──────── Provided data

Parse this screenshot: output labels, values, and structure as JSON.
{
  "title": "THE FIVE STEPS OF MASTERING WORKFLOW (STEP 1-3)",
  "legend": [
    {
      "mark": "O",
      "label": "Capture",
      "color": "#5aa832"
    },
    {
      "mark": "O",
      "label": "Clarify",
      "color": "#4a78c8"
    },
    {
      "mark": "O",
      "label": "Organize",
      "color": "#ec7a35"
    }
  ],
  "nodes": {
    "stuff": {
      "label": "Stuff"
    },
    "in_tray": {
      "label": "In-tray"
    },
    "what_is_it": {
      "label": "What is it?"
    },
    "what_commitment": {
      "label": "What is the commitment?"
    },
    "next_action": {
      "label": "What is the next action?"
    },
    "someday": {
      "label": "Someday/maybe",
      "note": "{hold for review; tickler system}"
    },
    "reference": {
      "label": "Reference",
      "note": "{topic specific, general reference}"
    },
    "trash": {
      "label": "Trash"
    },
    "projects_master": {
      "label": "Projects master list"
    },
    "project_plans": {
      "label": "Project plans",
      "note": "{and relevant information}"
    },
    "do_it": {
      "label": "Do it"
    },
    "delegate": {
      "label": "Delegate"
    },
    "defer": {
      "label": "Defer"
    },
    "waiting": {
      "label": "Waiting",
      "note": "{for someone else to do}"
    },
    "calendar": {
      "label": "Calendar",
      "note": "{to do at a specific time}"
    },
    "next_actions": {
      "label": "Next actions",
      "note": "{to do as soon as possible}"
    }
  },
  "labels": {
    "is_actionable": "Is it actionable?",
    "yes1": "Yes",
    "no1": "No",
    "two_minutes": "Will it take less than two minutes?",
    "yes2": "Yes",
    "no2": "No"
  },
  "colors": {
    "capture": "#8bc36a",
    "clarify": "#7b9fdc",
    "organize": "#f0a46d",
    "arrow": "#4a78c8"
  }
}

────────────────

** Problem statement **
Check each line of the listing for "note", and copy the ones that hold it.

** Solved problem **
      "note": "{hold for review; tickler system}"
      "note": "{topic specific, general reference}"
      "note": "{and relevant information}"
      "note": "{for someone else to do}"
      "note": "{to do at a specific time}"
      "note": "{to do as soon as possible}"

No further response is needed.